“(…) perfectionist standards do not allow for failure. They do not even allow for life, and certainly not death.” ~ Marion Woodman
I’ve driven people crazy quite often in this life.
I’ve literally made people cry in a work environment a couple of times. Have you watched Whiplash? I could easily have been the dominating professor who hits the drummer in the face for not being in rhythm: Are you rushing or are you dragging?
I was always a perfectionist.
Once, in a university movie project (I studied cinema), I pushed the cable girl to the floor and practically stepped over her without even noticing because I was guiding the shot of the cameraman—who, you know, insisted on doing it wrong. It was later in the day that someone told me she’d been crying (and the cameraman was obviously pissed off, too).
I’ve since let go of all movie and video business in favor of yoga. Yoga saved me from being a controlling, perfectionist freak. It was right after my first yoga class that I thought: hey, maybe it’s possible to be happy. Yoga allowed me to let go of my mind and inhabit my body, and it was liberating. I jumped into a yoga teacher training as a woman with her head on fire would jump into a river! I was thirsty for knowing and experiencing more.
However, people will do anything, no matter how absurd, to avoid facing their own souls, as Jung puts it.
Well, I became a yoga teacher, a quite happy one. Soon, I became a yoga teacher trainer—who doesn’t trust a perfectionist? Suddenly and again I was diving into a self-destructive pool of habits.

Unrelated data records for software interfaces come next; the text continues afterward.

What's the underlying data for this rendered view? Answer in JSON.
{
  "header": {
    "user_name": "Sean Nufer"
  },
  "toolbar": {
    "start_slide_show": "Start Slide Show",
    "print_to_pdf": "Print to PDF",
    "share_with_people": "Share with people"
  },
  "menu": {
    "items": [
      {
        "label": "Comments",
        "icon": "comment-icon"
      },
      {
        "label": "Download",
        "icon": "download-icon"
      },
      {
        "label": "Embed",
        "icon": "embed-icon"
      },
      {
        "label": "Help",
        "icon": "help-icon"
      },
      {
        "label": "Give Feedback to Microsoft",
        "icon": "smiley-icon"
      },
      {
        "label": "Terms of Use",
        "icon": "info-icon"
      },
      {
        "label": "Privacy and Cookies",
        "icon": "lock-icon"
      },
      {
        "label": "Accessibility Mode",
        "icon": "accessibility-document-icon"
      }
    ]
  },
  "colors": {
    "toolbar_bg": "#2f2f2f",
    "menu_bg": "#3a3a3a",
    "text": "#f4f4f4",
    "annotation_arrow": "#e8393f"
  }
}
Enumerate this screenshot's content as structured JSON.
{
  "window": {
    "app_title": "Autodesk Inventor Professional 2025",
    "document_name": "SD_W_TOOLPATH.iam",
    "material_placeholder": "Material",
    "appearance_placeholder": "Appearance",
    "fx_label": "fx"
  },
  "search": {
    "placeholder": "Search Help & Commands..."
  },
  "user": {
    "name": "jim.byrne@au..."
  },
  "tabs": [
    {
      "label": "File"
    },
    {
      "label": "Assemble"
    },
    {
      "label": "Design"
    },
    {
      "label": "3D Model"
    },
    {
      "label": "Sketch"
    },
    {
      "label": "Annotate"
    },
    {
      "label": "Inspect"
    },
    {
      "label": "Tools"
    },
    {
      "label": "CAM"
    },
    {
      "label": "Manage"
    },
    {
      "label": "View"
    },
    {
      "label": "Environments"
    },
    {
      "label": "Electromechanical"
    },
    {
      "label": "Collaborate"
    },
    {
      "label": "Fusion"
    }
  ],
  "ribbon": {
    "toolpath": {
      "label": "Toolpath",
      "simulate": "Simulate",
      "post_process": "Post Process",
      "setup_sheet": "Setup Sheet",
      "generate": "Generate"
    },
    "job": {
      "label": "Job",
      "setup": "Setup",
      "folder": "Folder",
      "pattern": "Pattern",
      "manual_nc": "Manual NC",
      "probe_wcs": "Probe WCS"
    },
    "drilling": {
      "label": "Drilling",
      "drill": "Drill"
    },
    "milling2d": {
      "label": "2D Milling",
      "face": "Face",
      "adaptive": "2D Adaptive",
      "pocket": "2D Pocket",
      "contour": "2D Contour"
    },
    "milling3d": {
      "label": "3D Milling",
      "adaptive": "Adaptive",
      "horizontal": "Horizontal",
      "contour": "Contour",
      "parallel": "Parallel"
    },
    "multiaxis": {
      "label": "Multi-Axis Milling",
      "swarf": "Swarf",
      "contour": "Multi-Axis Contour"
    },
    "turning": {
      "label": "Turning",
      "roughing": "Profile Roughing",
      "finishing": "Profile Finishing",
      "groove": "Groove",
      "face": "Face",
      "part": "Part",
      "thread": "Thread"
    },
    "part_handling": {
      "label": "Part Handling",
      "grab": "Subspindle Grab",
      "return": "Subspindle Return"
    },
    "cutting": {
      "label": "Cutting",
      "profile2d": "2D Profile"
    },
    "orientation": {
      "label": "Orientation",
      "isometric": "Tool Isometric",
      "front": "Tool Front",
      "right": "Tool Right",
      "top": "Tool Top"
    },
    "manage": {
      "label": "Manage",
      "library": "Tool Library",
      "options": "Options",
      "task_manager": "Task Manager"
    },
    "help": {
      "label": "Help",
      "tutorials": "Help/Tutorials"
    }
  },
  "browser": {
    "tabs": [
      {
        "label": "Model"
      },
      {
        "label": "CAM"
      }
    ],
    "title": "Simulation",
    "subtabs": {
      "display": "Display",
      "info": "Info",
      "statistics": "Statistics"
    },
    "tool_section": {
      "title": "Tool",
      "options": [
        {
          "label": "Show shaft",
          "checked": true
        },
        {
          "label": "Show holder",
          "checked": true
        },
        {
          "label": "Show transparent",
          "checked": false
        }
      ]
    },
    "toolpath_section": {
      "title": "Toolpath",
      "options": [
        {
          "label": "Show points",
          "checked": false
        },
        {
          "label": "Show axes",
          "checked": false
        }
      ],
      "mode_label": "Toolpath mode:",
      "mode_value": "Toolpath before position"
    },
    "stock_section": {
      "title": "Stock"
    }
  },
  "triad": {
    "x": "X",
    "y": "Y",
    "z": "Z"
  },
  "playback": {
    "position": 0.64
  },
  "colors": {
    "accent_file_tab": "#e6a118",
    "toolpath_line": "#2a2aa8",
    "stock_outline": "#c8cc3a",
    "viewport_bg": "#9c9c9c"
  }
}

It takes a massive amount of effort to be conscious, and to slip into our old selves might be a slow process but it’s a certain one if we let go of being self-vigilant. I practiced, studied and breathed yoga 24/7. Slowly, what was once a nurturing path became a scary desert. I drove myself mad when I actually wanted to give the students my heart, my background and well, everything else they could ever consider asking for.
One swami (an Indian religious teacher) in one of the yoga teacher training classes I took said: if you can, don’t teach yoga. I thought it was such a weird thing to say and it took me a couple of years to know what he meant.
It was this:
My self-practice slowly started to become empty. There was no heart in it. I had settled into routines and putting together amazing classes (to clarify concepts and bring out experiences—the irony in that!) had driven my own presence out of the mat and of my life. The workaholic mind slowly took over again. My practice, which was my daily spiritual ritual, had become a puppet show: the body was just lifeless, hanging there. I was completely out of the yoga-zone no matter how many candles I lit before I practiced.
One day, in the middle of a seated forward bend, I suddenly just stopped. Everything was feeling numb and at the same time, I felt desperate. How did I get here? I thought. I kneeled and prayed. But even my prayer felt fake. The candles felt fake! I bowed my head to the floor, completely immersed in my own shock and started to cry. My past had caught up to my new yoga teacher life.
I had let go of the most important lessons of yoga and I was face to face with my own darkness again. Wasn’t this the reason I came to yoga? Wasn’t yoga supposed to free me from my controlling and dominating mind?
It was those tears that saved me that morning. Something moved inside me that instant.
“Tears are a river that takes you somewhere…Tears lift your boat off the rocks, off dry ground, carrying it downriver to someplace better.” ~ Clarissa Pinkola Estés.
My heart had become naked again through my tears. Suddenly, I could flush out all the roles—practitioner, teacher, trainer—and be present in my body. I felt the pain and I felt the freedom to meet myself once again; after all, I had a chance. I had a chance only because I had spotted so clearly not only my previous conditioning, but also everything that I need not be again.
Thankfully, nothing is ever truly lost inside us, but as a garden needs constant care, so does our souls need proper looking after. Digging deep inside ourselves is tiring—but if we let go of being aware for a while, short or long, we will need to attend to all the weeds that grow back in. Better sooner than later.
Nowadays, I practice daily (and sometimes painfully) how to separate what is truly useful and nurturing to my heart from what is not. I did let go of being a know-it-all. I also practice trusting others to do a great job and ketting go of the fear of not doing (and being) enough. Letting these fears go while teaching yoga and also teachers-to-be allowed me to remember that giving is receiving once we act from our hearts.
My self-practice did come back to being my salvation and though sometimes the controlling freak-outs try to sneak up on me, I hardly let it get a real grip of my practice, my teaching and hopefully, my life.
Author: Suzana Altero
Image: Anne Wu/Flickr
Editor: Catherine Monkman